Meanwhile, the uncapped Peter O'Mahony receives his first call-up to the senior matchday squad. The 22-year-old has earned a spot on the replacements bench having impressed for Munster so far this season.

IRELAND Team & Replacements (v Wales, 2012 RBS 6 Nations Championship, Aviva Stadium, Sunday, February 5, kick-off 3pm):

15 - Rob Kearney (UCD/Leinster)
14 - Tommy Bowe (Ospreys)
13 - Keith Earls (Young Munster/Munster)
12 - Gordon D'Arcy (Lansdowne/Leinster)
11 - Andrew Trimble (Ballymena/Ulster)
10 - Jonathan Sexton (St. Mary's College/Leinster)
 9 - Conor Murray (Garryowen/Munster)
 1 - Cian Healy (Clontarf/Leinster)
 2 - Rory Best (Banbridge/Ulster)
 3 - Mike Ross (Clontarf/Leinster)
 4 - Donncha O'Callaghan (Cork Constitution/Munster)
 5 - Paul O'Connell (Young Munster/Munster) (capt)
 6 - Stephen Ferris (Dungannon/Ulster)
 7 - Sean O'Brien (Clontarf/Leinster)
 8 - Jamie Heaslip (Naas/Leinster)

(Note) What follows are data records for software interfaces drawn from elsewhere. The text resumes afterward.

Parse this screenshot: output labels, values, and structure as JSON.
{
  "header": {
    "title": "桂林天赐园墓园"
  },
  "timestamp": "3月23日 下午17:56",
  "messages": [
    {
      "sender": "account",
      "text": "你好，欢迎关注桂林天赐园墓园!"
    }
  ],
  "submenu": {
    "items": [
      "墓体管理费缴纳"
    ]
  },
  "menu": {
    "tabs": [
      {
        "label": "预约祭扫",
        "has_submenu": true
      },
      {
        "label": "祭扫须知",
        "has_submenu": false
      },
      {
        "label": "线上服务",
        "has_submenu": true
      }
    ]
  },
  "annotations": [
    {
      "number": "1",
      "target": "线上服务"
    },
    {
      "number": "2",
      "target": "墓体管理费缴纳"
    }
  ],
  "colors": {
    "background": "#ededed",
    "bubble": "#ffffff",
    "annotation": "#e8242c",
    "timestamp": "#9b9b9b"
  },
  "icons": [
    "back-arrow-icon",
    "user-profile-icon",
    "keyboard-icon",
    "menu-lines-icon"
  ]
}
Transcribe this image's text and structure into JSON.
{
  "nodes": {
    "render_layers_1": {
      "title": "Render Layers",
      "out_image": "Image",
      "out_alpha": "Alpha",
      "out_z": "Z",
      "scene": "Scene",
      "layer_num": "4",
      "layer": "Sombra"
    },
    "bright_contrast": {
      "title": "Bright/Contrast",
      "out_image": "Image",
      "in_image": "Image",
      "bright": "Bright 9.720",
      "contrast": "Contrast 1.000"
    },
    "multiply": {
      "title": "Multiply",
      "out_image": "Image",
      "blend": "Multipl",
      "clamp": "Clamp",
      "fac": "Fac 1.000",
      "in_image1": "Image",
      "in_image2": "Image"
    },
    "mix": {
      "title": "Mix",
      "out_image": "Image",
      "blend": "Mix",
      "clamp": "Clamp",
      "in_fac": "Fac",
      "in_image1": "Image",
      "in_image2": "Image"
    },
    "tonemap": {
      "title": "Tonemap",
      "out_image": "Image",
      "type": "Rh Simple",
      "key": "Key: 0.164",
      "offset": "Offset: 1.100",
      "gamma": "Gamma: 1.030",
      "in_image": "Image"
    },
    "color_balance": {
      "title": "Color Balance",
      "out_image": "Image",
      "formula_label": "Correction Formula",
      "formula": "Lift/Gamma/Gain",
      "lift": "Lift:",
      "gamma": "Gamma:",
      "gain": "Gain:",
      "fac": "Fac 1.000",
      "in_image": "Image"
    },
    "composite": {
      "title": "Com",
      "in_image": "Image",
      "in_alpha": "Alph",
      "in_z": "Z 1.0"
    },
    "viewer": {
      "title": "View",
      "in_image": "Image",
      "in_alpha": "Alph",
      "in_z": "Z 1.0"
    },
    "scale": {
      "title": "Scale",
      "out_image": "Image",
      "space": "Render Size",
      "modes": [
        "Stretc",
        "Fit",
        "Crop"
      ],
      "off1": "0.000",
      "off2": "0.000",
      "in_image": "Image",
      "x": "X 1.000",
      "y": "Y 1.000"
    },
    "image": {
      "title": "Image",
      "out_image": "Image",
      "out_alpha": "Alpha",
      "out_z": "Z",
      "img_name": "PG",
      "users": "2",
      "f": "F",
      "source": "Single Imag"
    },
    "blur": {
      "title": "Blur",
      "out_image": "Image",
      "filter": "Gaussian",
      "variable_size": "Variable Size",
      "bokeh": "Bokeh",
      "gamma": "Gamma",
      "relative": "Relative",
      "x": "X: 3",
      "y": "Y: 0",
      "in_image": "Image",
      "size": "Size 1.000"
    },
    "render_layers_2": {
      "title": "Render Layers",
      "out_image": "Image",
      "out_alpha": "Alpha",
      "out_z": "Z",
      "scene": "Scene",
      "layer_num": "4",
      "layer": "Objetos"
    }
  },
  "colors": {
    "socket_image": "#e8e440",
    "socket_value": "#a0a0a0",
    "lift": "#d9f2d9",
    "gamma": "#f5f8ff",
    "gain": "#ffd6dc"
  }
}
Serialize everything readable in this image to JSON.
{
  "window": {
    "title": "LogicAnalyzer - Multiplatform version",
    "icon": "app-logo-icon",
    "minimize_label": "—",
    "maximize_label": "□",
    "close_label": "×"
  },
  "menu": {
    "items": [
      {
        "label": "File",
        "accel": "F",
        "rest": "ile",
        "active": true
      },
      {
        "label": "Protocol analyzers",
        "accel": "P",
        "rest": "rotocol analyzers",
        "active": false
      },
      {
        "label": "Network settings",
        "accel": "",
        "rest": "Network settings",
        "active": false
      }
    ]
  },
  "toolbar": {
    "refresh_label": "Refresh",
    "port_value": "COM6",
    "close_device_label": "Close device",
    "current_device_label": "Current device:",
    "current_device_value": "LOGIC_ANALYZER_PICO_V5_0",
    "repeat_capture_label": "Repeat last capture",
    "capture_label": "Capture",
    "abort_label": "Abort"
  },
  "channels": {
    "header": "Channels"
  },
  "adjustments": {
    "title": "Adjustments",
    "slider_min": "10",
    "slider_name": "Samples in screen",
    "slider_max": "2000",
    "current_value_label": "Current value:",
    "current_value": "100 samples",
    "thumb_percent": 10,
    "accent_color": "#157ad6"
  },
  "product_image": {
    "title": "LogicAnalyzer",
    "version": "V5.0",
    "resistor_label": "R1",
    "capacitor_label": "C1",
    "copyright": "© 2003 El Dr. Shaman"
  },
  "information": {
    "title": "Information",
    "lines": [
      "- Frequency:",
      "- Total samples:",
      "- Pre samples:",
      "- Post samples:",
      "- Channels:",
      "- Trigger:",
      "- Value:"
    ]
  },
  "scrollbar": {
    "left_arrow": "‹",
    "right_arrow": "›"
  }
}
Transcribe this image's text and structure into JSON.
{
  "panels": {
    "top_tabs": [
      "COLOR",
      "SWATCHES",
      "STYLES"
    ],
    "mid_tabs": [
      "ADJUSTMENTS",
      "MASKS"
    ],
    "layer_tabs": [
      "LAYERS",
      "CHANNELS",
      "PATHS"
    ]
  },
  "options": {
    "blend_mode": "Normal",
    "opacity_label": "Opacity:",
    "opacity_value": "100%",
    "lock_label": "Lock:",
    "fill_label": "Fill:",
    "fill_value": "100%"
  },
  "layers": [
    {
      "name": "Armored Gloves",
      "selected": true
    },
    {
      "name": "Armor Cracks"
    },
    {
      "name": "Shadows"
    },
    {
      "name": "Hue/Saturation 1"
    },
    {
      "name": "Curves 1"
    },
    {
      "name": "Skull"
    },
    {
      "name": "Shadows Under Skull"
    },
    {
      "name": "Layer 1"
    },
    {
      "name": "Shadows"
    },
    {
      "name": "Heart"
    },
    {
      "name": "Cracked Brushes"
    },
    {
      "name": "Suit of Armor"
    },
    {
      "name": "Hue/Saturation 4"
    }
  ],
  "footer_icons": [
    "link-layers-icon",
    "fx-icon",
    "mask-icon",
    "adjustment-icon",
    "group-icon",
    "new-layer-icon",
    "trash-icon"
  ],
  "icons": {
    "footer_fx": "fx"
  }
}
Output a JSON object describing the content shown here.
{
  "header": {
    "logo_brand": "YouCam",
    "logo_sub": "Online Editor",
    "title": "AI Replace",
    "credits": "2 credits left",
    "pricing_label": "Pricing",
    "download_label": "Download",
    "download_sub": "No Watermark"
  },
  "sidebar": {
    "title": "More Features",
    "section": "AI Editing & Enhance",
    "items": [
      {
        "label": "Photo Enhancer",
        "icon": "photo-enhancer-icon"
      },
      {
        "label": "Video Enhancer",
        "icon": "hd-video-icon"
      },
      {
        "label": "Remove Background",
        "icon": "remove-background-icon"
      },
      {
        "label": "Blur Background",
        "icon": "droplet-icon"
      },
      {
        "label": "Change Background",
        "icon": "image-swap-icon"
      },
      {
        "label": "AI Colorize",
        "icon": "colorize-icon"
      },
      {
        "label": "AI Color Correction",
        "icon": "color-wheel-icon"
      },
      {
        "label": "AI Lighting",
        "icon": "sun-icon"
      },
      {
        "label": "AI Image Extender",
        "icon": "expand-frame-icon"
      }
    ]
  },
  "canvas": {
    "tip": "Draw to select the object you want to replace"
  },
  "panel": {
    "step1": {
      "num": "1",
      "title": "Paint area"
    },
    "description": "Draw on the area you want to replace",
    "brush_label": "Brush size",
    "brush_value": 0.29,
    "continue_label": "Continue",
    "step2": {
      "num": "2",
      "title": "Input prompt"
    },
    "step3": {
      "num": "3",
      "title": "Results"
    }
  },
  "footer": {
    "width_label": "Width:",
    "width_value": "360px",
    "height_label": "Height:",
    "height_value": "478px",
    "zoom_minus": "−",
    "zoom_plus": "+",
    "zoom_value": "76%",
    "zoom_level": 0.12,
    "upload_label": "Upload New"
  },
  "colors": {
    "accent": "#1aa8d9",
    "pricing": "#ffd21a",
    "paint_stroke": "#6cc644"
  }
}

16 - Sean Cronin (St. Mary's College/Leinster)
17 - Tom Court (Malone/Ulster)
18 - Donnacha Ryan (Shannon/Munster)
19 - Peter O'Mahony (Cork Constitution/Munster)
20 - Eoin Reddan (Lansdowne/Leinster)
21 - Ronan O'Gara (Cork Constitution/Munster)
22 - Fergus McFadden (Old Belvedere/Leinster)